Exercise aim: All lines holding the word "level" are to be copied from the records beneath.

Data provided:
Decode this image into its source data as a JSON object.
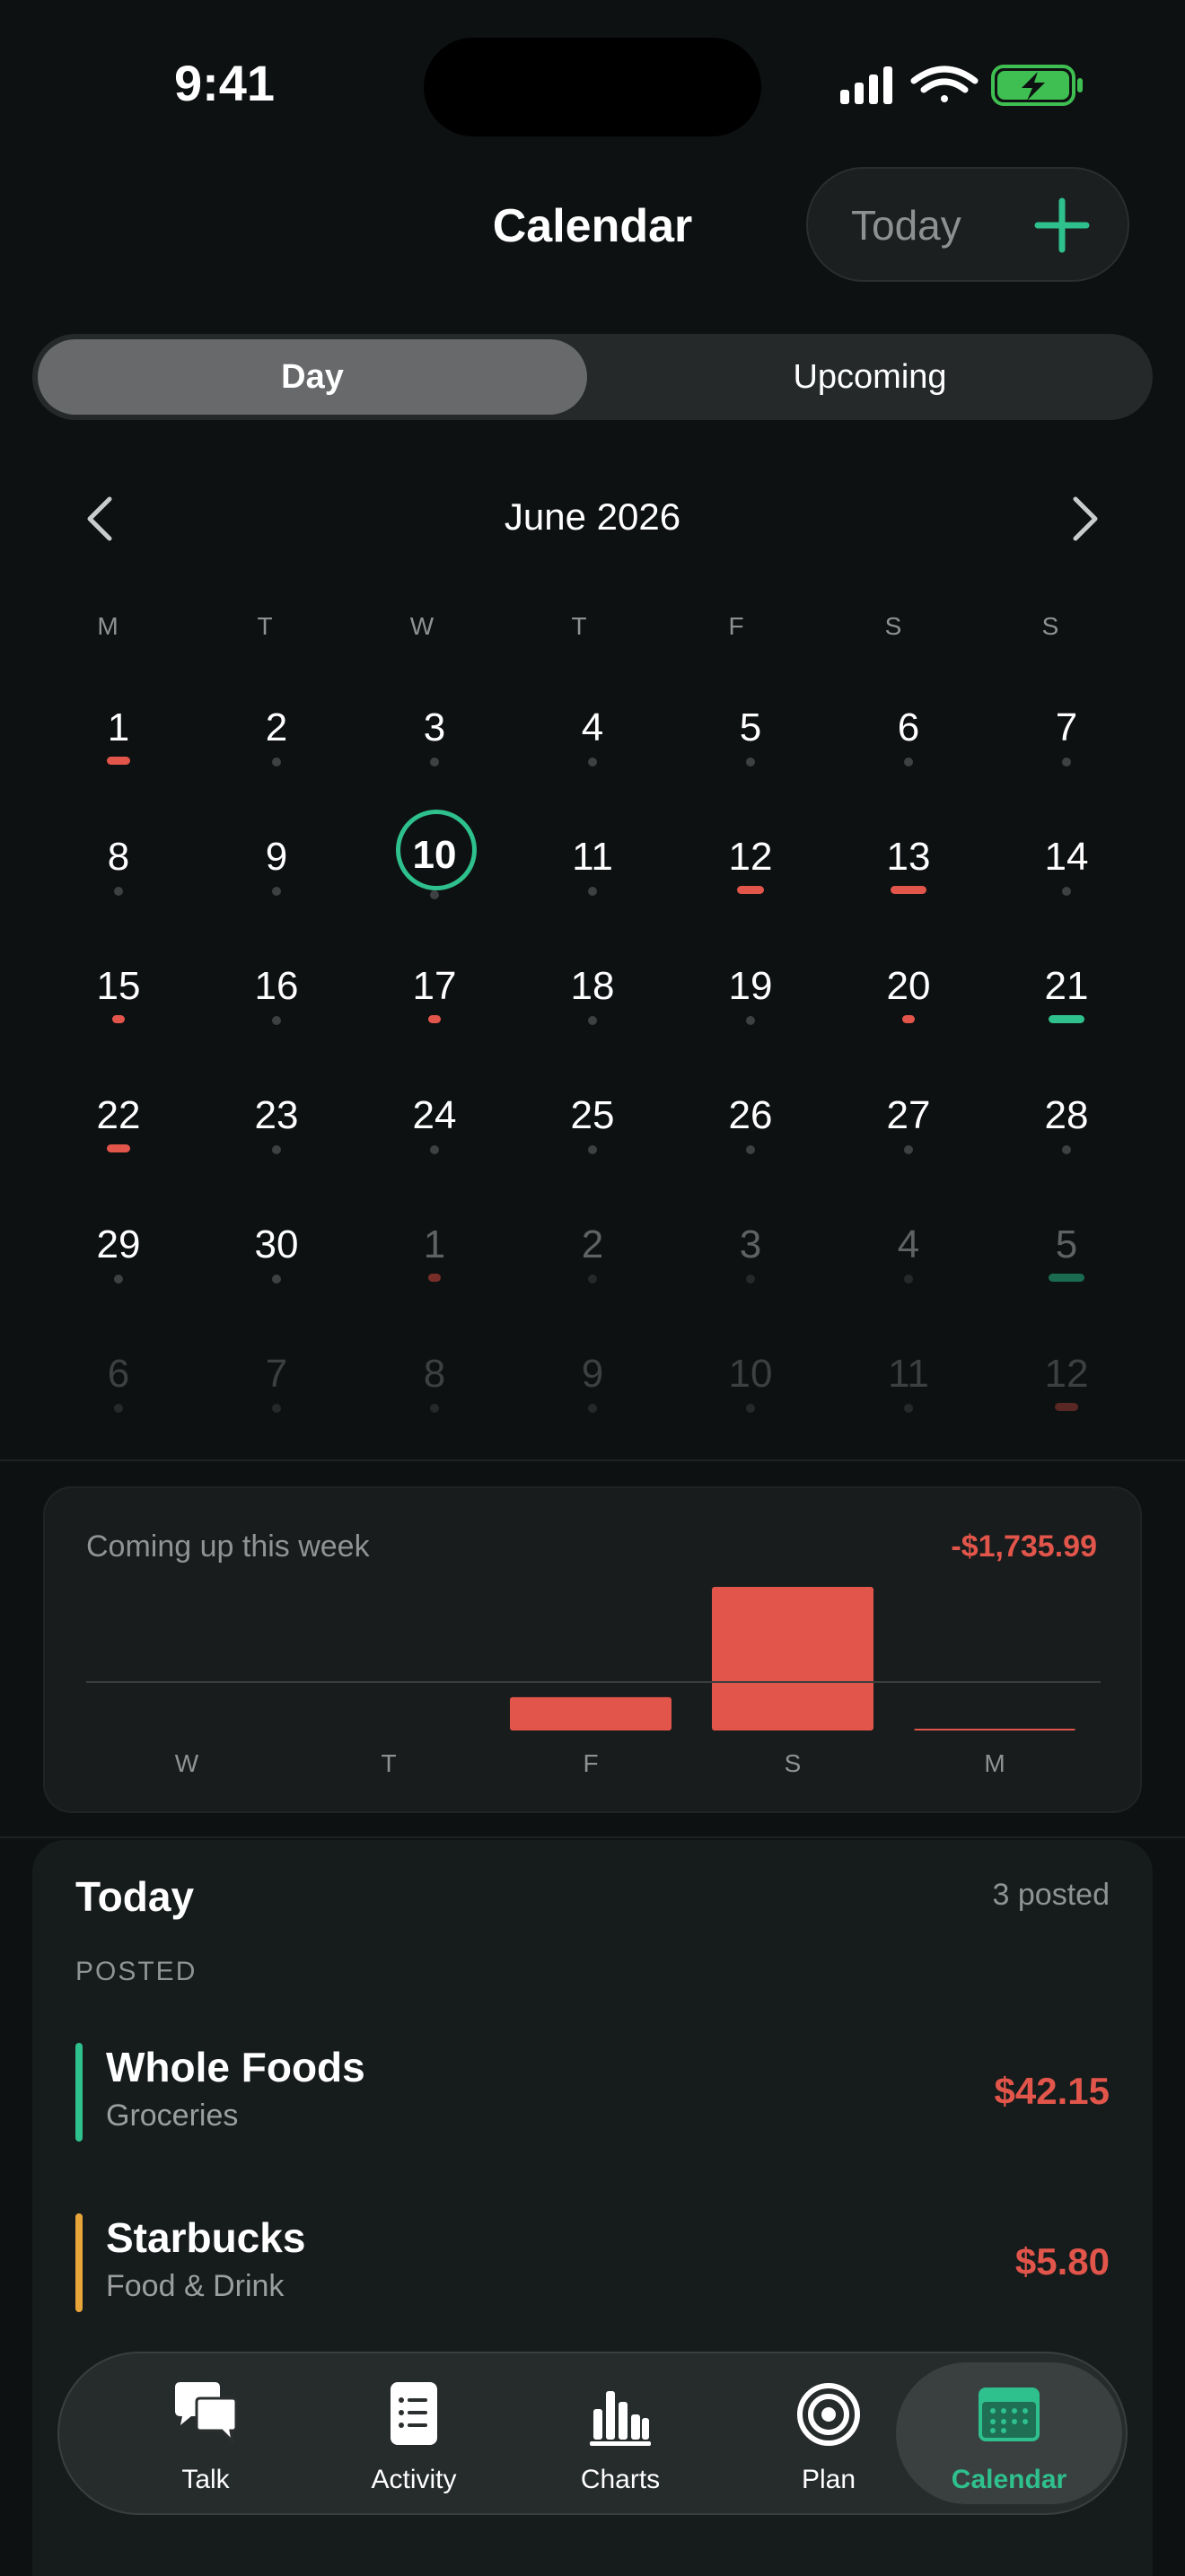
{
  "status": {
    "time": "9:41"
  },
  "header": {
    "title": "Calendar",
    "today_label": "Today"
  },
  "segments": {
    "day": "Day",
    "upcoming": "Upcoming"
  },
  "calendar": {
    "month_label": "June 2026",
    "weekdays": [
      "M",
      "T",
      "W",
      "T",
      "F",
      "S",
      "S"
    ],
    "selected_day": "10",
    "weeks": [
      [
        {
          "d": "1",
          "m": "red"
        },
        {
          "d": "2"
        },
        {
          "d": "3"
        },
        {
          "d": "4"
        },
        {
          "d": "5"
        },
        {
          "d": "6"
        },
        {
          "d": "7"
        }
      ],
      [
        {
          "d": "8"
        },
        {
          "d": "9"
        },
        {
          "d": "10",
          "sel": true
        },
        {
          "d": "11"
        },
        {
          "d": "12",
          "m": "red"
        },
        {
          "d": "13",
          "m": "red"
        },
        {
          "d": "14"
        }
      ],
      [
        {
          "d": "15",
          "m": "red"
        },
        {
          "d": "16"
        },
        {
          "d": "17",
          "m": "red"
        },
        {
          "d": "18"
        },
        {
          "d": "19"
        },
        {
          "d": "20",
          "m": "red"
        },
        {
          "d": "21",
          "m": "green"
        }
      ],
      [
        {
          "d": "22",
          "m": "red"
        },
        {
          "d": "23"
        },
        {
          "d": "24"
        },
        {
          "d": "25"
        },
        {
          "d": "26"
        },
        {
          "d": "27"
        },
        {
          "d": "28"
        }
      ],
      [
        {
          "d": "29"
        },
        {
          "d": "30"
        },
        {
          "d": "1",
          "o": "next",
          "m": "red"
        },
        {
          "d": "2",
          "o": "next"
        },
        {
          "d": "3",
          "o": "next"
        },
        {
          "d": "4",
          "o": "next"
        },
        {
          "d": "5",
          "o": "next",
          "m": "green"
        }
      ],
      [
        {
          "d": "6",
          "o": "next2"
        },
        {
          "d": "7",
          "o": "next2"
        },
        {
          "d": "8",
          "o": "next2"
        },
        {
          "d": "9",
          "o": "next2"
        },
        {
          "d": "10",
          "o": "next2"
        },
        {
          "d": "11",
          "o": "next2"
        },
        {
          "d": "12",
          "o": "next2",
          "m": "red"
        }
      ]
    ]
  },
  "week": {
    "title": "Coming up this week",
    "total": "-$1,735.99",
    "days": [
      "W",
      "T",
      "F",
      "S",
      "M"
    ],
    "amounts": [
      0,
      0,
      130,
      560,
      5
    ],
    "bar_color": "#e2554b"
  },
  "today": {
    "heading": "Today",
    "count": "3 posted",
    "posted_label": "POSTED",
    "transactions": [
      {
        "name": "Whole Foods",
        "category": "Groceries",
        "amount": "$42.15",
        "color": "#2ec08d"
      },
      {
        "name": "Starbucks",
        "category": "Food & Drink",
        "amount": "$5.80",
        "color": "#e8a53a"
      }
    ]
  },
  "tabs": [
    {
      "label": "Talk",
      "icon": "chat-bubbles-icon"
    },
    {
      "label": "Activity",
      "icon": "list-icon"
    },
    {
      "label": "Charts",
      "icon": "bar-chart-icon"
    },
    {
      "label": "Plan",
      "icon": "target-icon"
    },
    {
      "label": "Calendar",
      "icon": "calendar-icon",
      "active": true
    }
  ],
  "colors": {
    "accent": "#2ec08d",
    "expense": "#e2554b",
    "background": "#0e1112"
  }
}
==
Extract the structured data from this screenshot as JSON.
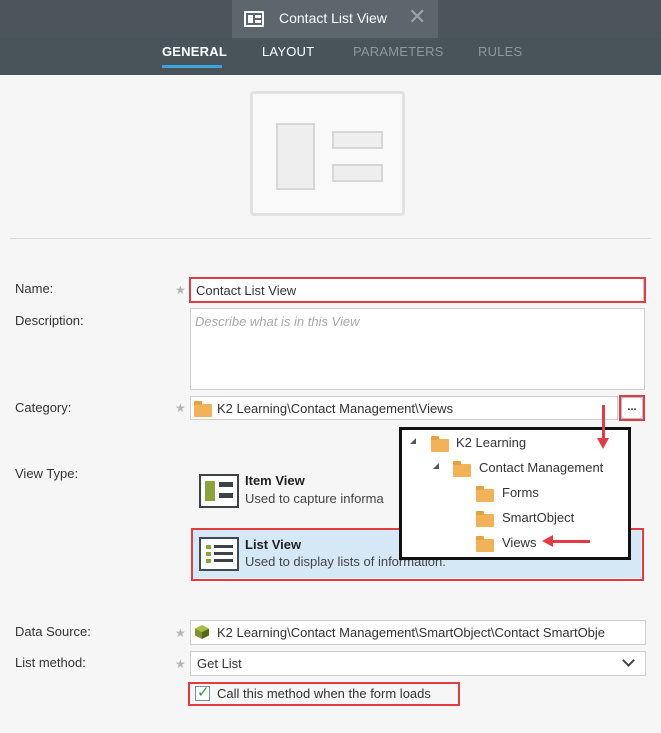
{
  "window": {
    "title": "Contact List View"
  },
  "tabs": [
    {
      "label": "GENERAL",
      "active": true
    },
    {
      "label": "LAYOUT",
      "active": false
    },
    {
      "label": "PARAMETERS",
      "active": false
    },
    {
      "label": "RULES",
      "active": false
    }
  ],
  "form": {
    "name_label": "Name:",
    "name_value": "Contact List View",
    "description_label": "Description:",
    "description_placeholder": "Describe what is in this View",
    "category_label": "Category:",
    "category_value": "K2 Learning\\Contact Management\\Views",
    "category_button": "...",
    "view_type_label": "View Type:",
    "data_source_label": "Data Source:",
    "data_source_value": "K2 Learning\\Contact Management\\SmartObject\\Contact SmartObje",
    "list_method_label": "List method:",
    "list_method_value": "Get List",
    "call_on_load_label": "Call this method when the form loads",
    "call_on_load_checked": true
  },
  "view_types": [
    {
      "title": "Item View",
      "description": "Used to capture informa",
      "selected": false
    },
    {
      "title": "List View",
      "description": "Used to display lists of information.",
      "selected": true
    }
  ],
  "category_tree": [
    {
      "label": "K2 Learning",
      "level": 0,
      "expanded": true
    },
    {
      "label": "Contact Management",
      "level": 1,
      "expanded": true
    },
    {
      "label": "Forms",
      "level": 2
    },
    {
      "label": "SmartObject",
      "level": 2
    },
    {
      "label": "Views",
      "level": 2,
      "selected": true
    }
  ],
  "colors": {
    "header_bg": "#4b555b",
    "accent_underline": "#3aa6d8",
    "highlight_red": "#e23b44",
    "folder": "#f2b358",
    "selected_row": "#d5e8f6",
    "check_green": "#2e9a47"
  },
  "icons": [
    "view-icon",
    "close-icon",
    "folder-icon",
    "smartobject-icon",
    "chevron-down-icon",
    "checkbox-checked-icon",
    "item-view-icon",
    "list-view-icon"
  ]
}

Written reply:
      "level": 0,
      "level": 1,
      "level": 2
      "level": 2
      "level": 2,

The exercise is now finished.